**Information**.
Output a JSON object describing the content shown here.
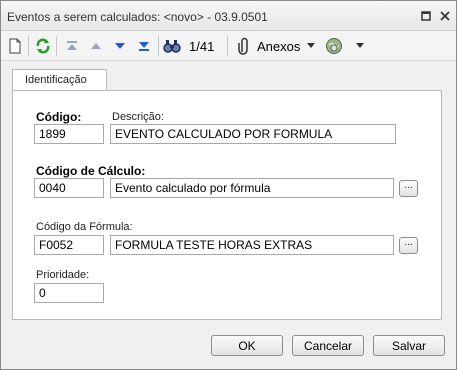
{
  "window": {
    "title": "Eventos a serem calculados: <novo> - 03.9.0501"
  },
  "toolbar": {
    "record_position": "1/41",
    "attachments_label": "Anexos"
  },
  "tabs": [
    {
      "label": "Identificação"
    }
  ],
  "form": {
    "codigo_label": "Código:",
    "codigo_value": "1899",
    "descricao_label": "Descrição:",
    "descricao_value": "EVENTO CALCULADO POR FORMULA",
    "codigo_calculo_label": "Código de Cálculo:",
    "codigo_calculo_value": "0040",
    "codigo_calculo_desc": "Evento calculado por fórmula",
    "codigo_formula_label": "Código da Fórmula:",
    "codigo_formula_value": "F0052",
    "codigo_formula_desc": "FORMULA TESTE HORAS EXTRAS",
    "prioridade_label": "Prioridade:",
    "prioridade_value": "0",
    "lookup_label": "..."
  },
  "footer": {
    "ok": "OK",
    "cancel": "Cancelar",
    "save": "Salvar"
  }
}
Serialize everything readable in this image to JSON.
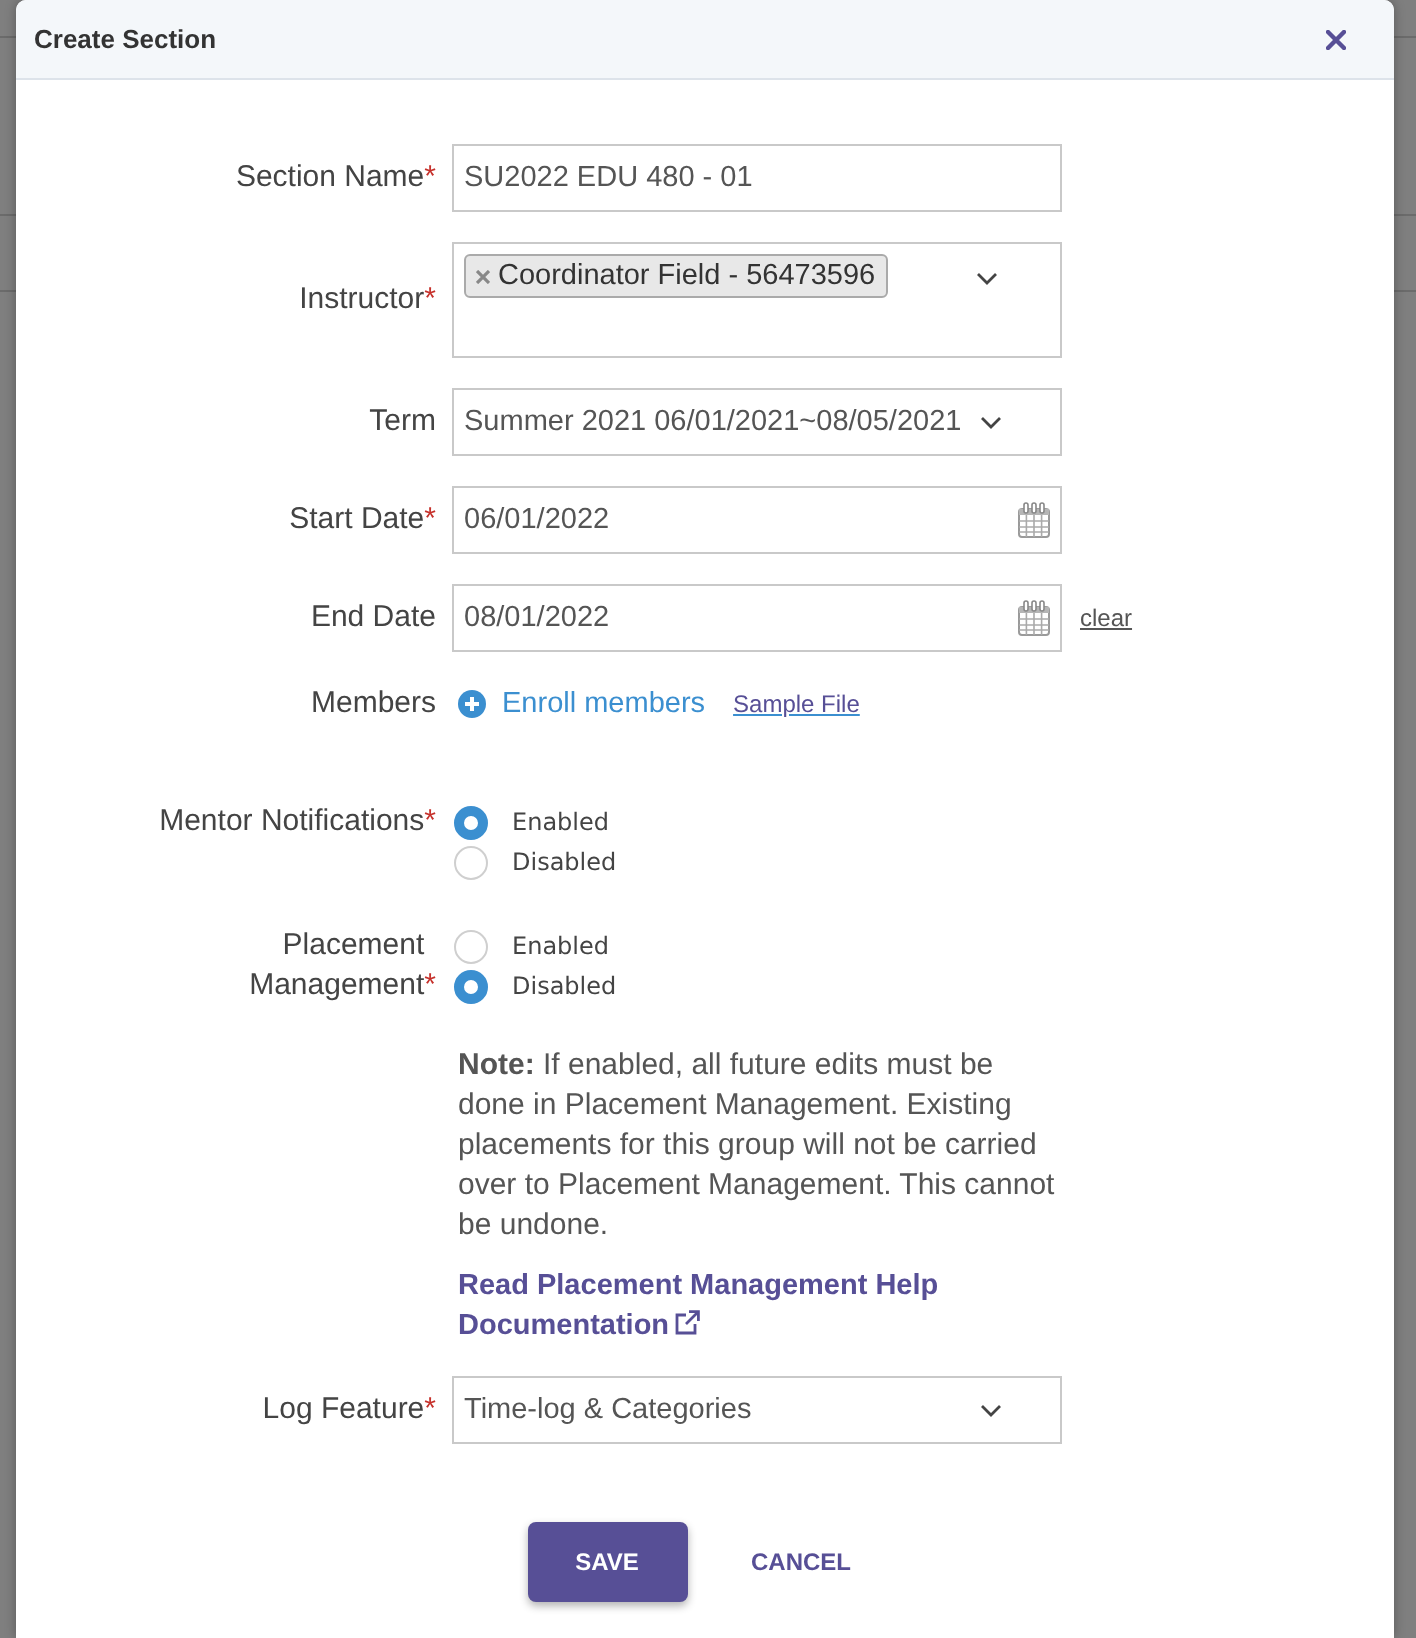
{
  "dialog": {
    "title": "Create Section"
  },
  "form": {
    "fields": [
      {
        "kind": "text",
        "label": "Section Name",
        "required_mark": "*",
        "value": "SU2022 EDU 480 - 01"
      },
      {
        "kind": "multiselect",
        "label": "Instructor",
        "required_mark": "*",
        "tags": [
          "Coordinator Field - 56473596"
        ]
      },
      {
        "kind": "select",
        "label": "Term",
        "value": "Summer 2021 06/01/2021~08/05/2021"
      },
      {
        "kind": "date",
        "label": "Start Date",
        "required_mark": "*",
        "value": "06/01/2022"
      },
      {
        "kind": "date",
        "label": "End Date",
        "value": "08/01/2022",
        "clear_link": "clear"
      },
      {
        "kind": "members",
        "label": "Members",
        "action": "Enroll members",
        "link": "Sample File"
      },
      {
        "kind": "radio",
        "label": "Mentor Notifications",
        "required_mark": "*",
        "options": [
          {
            "label": "Enabled",
            "selected": true
          },
          {
            "label": "Disabled",
            "selected": false
          }
        ]
      },
      {
        "kind": "radio",
        "label": "Placement Management",
        "required_mark": "*",
        "options": [
          {
            "label": "Enabled",
            "selected": false
          },
          {
            "label": "Disabled",
            "selected": true
          }
        ],
        "note": "**Note:** If enabled, all future edits must be done in Placement Management. Existing placements for this group will not be carried over to Placement Management. This cannot be undone.",
        "help_link": "Read Placement Management Help Documentation"
      },
      {
        "kind": "select",
        "label": "Log Feature",
        "required_mark": "*",
        "value": "Time-log & Categories"
      }
    ]
  },
  "buttons": {
    "save": "SAVE",
    "cancel": "CANCEL"
  }
}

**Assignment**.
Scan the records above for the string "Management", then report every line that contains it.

**Output**.
        "label": "Placement Management",
        "note": "**Note:** If enabled, all future edits must be done in Placement Management. Existing placements for this group will not be carried over to Placement Management. This cannot be undone.",
        "help_link": "Read Placement Management Help Documentation"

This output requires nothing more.